# Exercise description
Return each of the entries below precisely as it appears.

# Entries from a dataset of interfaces
%%

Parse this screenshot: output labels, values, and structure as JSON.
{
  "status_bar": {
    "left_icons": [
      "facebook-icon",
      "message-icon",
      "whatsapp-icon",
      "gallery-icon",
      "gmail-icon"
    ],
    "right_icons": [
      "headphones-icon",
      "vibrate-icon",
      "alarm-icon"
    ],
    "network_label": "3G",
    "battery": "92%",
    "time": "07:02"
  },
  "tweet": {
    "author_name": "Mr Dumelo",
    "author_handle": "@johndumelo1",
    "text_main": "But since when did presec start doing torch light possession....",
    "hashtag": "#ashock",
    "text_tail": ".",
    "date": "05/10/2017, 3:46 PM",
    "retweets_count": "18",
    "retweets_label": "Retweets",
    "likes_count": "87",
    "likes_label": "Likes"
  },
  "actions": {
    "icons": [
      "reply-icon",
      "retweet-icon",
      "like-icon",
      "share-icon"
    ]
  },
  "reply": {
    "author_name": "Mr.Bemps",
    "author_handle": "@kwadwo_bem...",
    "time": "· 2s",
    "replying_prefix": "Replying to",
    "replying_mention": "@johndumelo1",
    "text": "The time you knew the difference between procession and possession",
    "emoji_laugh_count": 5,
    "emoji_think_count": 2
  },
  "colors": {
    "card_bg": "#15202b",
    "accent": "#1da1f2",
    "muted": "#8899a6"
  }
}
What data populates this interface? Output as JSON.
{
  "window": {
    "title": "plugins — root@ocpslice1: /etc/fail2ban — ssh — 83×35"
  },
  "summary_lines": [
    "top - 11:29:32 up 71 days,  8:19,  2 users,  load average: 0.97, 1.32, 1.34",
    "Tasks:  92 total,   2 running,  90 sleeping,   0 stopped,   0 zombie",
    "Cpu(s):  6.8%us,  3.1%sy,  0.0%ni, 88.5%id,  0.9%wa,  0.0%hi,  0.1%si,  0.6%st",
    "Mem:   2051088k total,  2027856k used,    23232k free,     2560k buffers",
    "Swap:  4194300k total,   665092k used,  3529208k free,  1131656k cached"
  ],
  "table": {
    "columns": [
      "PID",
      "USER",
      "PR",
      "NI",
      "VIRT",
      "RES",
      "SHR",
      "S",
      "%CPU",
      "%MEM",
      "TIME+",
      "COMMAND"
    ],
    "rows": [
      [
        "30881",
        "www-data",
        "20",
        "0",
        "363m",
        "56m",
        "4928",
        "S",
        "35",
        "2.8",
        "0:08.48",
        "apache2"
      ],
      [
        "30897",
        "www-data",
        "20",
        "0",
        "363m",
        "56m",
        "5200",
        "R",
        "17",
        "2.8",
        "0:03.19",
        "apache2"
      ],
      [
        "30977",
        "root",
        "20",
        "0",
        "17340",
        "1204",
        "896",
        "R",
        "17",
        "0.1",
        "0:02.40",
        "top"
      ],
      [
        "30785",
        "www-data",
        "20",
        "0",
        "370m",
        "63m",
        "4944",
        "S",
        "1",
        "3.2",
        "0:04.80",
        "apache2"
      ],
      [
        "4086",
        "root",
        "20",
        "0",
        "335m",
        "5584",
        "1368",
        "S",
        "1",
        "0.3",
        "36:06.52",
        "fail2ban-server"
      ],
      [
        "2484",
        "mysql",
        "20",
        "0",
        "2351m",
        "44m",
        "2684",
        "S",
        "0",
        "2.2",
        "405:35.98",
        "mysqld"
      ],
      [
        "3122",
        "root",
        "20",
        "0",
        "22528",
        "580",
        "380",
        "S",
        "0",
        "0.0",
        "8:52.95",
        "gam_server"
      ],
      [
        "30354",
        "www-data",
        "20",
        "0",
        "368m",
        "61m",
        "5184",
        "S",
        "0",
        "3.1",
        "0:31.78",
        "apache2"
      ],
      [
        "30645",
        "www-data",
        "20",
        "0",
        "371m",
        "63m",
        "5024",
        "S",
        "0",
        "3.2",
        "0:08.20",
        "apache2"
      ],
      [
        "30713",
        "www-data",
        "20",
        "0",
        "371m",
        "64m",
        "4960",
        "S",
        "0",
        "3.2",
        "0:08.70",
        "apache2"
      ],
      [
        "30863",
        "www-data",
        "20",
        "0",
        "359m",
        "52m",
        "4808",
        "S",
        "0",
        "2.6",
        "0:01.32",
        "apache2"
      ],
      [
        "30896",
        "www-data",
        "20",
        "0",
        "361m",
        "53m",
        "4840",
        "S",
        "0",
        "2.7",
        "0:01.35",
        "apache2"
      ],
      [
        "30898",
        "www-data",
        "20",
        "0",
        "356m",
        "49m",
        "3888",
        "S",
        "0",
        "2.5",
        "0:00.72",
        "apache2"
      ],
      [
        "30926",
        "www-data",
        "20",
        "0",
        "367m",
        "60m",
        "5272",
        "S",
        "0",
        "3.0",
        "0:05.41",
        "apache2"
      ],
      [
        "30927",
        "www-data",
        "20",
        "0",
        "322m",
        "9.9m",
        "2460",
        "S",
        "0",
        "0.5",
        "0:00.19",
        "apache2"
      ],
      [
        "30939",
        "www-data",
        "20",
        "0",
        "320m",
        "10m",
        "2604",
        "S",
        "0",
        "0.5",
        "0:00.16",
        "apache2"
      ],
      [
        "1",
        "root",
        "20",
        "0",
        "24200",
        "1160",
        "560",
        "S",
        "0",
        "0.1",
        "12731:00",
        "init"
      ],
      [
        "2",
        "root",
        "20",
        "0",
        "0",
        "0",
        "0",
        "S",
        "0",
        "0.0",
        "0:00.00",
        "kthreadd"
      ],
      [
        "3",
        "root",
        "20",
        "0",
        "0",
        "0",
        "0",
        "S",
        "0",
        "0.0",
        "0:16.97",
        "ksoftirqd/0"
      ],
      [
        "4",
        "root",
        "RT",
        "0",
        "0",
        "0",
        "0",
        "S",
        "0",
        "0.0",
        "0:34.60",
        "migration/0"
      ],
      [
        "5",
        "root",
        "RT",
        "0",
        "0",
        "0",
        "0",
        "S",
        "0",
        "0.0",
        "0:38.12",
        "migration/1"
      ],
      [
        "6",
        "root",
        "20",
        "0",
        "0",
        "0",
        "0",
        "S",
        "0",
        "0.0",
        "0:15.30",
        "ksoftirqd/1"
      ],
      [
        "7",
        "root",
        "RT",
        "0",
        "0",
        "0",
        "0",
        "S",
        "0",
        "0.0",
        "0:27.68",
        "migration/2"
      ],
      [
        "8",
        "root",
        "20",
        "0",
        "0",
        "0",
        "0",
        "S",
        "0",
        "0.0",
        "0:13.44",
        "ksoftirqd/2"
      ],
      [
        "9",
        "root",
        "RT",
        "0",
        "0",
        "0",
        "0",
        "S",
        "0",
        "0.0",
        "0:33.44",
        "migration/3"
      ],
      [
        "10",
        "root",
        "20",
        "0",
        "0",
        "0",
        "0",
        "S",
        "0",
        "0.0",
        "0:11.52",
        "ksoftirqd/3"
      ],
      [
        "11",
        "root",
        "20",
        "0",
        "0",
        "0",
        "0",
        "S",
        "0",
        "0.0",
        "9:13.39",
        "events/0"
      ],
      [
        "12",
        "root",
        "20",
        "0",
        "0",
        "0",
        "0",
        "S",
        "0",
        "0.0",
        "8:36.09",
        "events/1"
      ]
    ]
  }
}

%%

# Output
Parse this screenshot: output labels, values, and structure as JSON.
{
  "status_bar": {
    "left_icons": [
      "facebook-icon",
      "message-icon",
      "whatsapp-icon",
      "gallery-icon",
      "gmail-icon"
    ],
    "right_icons": [
      "headphones-icon",
      "vibrate-icon",
      "alarm-icon"
    ],
    "network_label": "3G",
    "battery": "92%",
    "time": "07:02"
  },
  "tweet": {
    "author_name": "Mr Dumelo",
    "author_handle": "@johndumelo1",
    "text_main": "But since when did presec start doing torch light possession....",
    "hashtag": "#ashock",
    "text_tail": ".",
    "date": "05/10/2017, 3:46 PM",
    "retweets_count": "18",
    "retweets_label": "Retweets",
    "likes_count": "87",
    "likes_label": "Likes"
  },
  "actions": {
    "icons": [
      "reply-icon",
      "retweet-icon",
      "like-icon",
      "share-icon"
    ]
  },
  "reply": {
    "author_name": "Mr.Bemps",
    "author_handle": "@kwadwo_bem...",
    "time": "· 2s",
    "replying_prefix": "Replying to",
    "replying_mention": "@johndumelo1",
    "text": "The time you knew the difference between procession and possession",
    "emoji_laugh_count": 5,
    "emoji_think_count": 2
  },
  "colors": {
    "card_bg": "#15202b",
    "accent": "#1da1f2",
    "muted": "#8899a6"
  }
}
What data populates this interface? Output as JSON.
{
  "window": {
    "title": "plugins — root@ocpslice1: /etc/fail2ban — ssh — 83×35"
  },
  "summary_lines": [
    "top - 11:29:32 up 71 days,  8:19,  2 users,  load average: 0.97, 1.32, 1.34",
    "Tasks:  92 total,   2 running,  90 sleeping,   0 stopped,   0 zombie",
    "Cpu(s):  6.8%us,  3.1%sy,  0.0%ni, 88.5%id,  0.9%wa,  0.0%hi,  0.1%si,  0.6%st",
    "Mem:   2051088k total,  2027856k used,    23232k free,     2560k buffers",
    "Swap:  4194300k total,   665092k used,  3529208k free,  1131656k cached"
  ],
  "table": {
    "columns": [
      "PID",
      "USER",
      "PR",
      "NI",
      "VIRT",
      "RES",
      "SHR",
      "S",
      "%CPU",
      "%MEM",
      "TIME+",
      "COMMAND"
    ],
    "rows": [
      [
        "30881",
        "www-data",
        "20",
        "0",
        "363m",
        "56m",
        "4928",
        "S",
        "35",
        "2.8",
        "0:08.48",
        "apache2"
      ],
      [
        "30897",
        "www-data",
        "20",
        "0",
        "363m",
        "56m",
        "5200",
        "R",
        "17",
        "2.8",
        "0:03.19",
        "apache2"
      ],
      [
        "30977",
        "root",
        "20",
        "0",
        "17340",
        "1204",
        "896",
        "R",
        "17",
        "0.1",
        "0:02.40",
        "top"
      ],
      [
        "30785",
        "www-data",
        "20",
        "0",
        "370m",
        "63m",
        "4944",
        "S",
        "1",
        "3.2",
        "0:04.80",
        "apache2"
      ],
      [
        "4086",
        "root",
        "20",
        "0",
        "335m",
        "5584",
        "1368",
        "S",
        "1",
        "0.3",
        "36:06.52",
        "fail2ban-server"
      ],
      [
        "2484",
        "mysql",
        "20",
        "0",
        "2351m",
        "44m",
        "2684",
        "S",
        "0",
        "2.2",
        "405:35.98",
        "mysqld"
      ],
      [
        "3122",
        "root",
        "20",
        "0",
        "22528",
        "580",
        "380",
        "S",
        "0",
        "0.0",
        "8:52.95",
        "gam_server"
      ],
      [
        "30354",
        "www-data",
        "20",
        "0",
        "368m",
        "61m",
        "5184",
        "S",
        "0",
        "3.1",
        "0:31.78",
        "apache2"
      ],
      [
        "30645",
        "www-data",
        "20",
        "0",
        "371m",
        "63m",
        "5024",
        "S",
        "0",
        "3.2",
        "0:08.20",
        "apache2"
      ],
      [
        "30713",
        "www-data",
        "20",
        "0",
        "371m",
        "64m",
        "4960",
        "S",
        "0",
        "3.2",
        "0:08.70",
        "apache2"
      ],
      [
        "30863",
        "www-data",
        "20",
        "0",
        "359m",
        "52m",
        "4808",
        "S",
        "0",
        "2.6",
        "0:01.32",
        "apache2"
      ],
      [
        "30896",
        "www-data",
        "20",
        "0",
        "361m",
        "53m",
        "4840",
        "S",
        "0",
        "2.7",
        "0:01.35",
        "apache2"
      ],
      [
        "30898",
        "www-data",
        "20",
        "0",
        "356m",
        "49m",
        "3888",
        "S",
        "0",
        "2.5",
        "0:00.72",
        "apache2"
      ],
      [
        "30926",
        "www-data",
        "20",
        "0",
        "367m",
        "60m",
        "5272",
        "S",
        "0",
        "3.0",
        "0:05.41",
        "apache2"
      ],
      [
        "30927",
        "www-data",
        "20",
        "0",
        "322m",
        "9.9m",
        "2460",
        "S",
        "0",
        "0.5",
        "0:00.19",
        "apache2"
      ],
      [
        "30939",
        "www-data",
        "20",
        "0",
        "320m",
        "10m",
        "2604",
        "S",
        "0",
        "0.5",
        "0:00.16",
        "apache2"
      ],
      [
        "1",
        "root",
        "20",
        "0",
        "24200",
        "1160",
        "560",
        "S",
        "0",
        "0.1",
        "12731:00",
        "init"
      ],
      [
        "2",
        "root",
        "20",
        "0",
        "0",
        "0",
        "0",
        "S",
        "0",
        "0.0",
        "0:00.00",
        "kthreadd"
      ],
      [
        "3",
        "root",
        "20",
        "0",
        "0",
        "0",
        "0",
        "S",
        "0",
        "0.0",
        "0:16.97",
        "ksoftirqd/0"
      ],
      [
        "4",
        "root",
        "RT",
        "0",
        "0",
        "0",
        "0",
        "S",
        "0",
        "0.0",
        "0:34.60",
        "migration/0"
      ],
      [
        "5",
        "root",
        "RT",
        "0",
        "0",
        "0",
        "0",
        "S",
        "0",
        "0.0",
        "0:38.12",
        "migration/1"
      ],
      [
        "6",
        "root",
        "20",
        "0",
        "0",
        "0",
        "0",
        "S",
        "0",
        "0.0",
        "0:15.30",
        "ksoftirqd/1"
      ],
      [
        "7",
        "root",
        "RT",
        "0",
        "0",
        "0",
        "0",
        "S",
        "0",
        "0.0",
        "0:27.68",
        "migration/2"
      ],
      [
        "8",
        "root",
        "20",
        "0",
        "0",
        "0",
        "0",
        "S",
        "0",
        "0.0",
        "0:13.44",
        "ksoftirqd/2"
      ],
      [
        "9",
        "root",
        "RT",
        "0",
        "0",
        "0",
        "0",
        "S",
        "0",
        "0.0",
        "0:33.44",
        "migration/3"
      ],
      [
        "10",
        "root",
        "20",
        "0",
        "0",
        "0",
        "0",
        "S",
        "0",
        "0.0",
        "0:11.52",
        "ksoftirqd/3"
      ],
      [
        "11",
        "root",
        "20",
        "0",
        "0",
        "0",
        "0",
        "S",
        "0",
        "0.0",
        "9:13.39",
        "events/0"
      ],
      [
        "12",
        "root",
        "20",
        "0",
        "0",
        "0",
        "0",
        "S",
        "0",
        "0.0",
        "8:36.09",
        "events/1"
      ]
    ]
  }
}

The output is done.